One of the newsier nuggets in the mayor’s State of the City speech this afternoon, the Purple Line extension suggestion comes a-year-and-half after the debut of the north-south route for the city’s free bus service.
In November, the city added a Circulator Green Route, making stops at parking areas downtown near Guilford Ave. and the Fallsway, as well as City Hall, Fells Point and Johns Hopkins Hospital.
North Baltimore residents and their representative, Councilwoman Mary Pat Clarke, have been pressing for free Circulator service to include Hopkins and Charles Village.
Whenever it starts rolling (Rawlings-Blake didn’t say), the Purple Line’s Route will roughly duplicate the notoriously off-schedule Maryland Transit Administration (MTA) No. 3 bus.
That’s the city’s other public bus system, for which riders must pay a fare of $1.60 one way. Riders report long intervals where no No. 3 bus appears, and then two or more show up bunched-together.
Unlike the Circulator buses, the MTA buses serve all parts of the city, including those not frequented by large numbers of tourists, students or affluent residents.
The mayor’s current budget proposal includes $8 million for the Circulator bus system, which is subsidized by parking garage fees. There was no dollar figure attached to the mayor’s proposed Purple route extension.
Finding funding for a Purple Line extension to Charles Village may be easier said than done, this report from South Baltimore suggests.
Total Purple Line ridership in December, was 132,347, according to the Circulator website, with average daily ridership 4,412.
For comparison, their east-west Orange Line, which connects Hollins Market to Harbor East and Little Italy, had 104,706 riders in December, an average daily ridership of 3,490 passengers.

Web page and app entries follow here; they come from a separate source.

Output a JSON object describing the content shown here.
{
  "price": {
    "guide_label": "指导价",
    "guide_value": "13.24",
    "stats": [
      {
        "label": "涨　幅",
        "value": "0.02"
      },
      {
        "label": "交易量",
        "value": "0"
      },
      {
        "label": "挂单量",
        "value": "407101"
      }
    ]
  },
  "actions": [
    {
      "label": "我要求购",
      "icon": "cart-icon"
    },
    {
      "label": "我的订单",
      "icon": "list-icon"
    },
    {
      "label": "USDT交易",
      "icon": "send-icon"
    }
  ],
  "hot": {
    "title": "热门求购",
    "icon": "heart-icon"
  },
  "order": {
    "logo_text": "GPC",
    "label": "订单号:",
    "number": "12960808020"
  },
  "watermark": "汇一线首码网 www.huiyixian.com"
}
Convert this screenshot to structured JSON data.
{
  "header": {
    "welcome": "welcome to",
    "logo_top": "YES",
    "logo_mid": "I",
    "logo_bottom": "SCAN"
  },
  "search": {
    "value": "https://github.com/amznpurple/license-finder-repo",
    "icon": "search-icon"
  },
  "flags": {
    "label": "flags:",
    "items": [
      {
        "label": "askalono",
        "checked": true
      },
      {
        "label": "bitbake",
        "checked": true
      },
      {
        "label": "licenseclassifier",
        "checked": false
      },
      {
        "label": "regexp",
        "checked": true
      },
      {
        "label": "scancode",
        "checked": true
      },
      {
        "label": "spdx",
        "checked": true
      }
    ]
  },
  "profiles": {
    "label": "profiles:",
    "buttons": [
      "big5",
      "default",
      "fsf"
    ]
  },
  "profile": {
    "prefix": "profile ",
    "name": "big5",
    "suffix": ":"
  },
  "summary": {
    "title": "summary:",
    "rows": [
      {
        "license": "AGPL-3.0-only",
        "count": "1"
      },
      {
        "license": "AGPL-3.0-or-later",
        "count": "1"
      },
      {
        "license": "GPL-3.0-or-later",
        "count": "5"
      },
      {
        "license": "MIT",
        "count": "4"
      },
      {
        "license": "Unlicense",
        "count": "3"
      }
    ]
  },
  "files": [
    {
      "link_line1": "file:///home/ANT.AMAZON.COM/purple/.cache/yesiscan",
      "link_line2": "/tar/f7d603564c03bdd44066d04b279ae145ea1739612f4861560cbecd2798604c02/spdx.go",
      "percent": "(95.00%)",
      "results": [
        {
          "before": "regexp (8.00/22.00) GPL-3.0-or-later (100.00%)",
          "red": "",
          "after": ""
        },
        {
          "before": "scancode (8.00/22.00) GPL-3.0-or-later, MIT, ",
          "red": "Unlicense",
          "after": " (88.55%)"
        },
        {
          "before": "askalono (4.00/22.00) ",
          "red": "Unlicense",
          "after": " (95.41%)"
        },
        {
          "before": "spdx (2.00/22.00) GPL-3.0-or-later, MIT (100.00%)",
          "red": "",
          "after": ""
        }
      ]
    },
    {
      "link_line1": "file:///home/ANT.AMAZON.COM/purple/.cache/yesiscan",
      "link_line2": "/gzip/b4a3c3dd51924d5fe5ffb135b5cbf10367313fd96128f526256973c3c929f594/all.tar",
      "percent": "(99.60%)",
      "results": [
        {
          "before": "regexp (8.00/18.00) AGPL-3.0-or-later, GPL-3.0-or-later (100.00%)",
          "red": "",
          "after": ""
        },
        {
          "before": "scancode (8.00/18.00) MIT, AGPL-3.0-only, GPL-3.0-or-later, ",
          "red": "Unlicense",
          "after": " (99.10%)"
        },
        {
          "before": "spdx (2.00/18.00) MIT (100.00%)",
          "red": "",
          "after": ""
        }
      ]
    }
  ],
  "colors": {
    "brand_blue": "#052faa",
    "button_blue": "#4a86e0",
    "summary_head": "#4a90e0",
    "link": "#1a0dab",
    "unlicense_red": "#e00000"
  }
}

MTA, which operates a heavy rail, light rail and MARC commuter service in addition to Baltimore buses, reported average daily weekday ridership of 359,705 in 2009.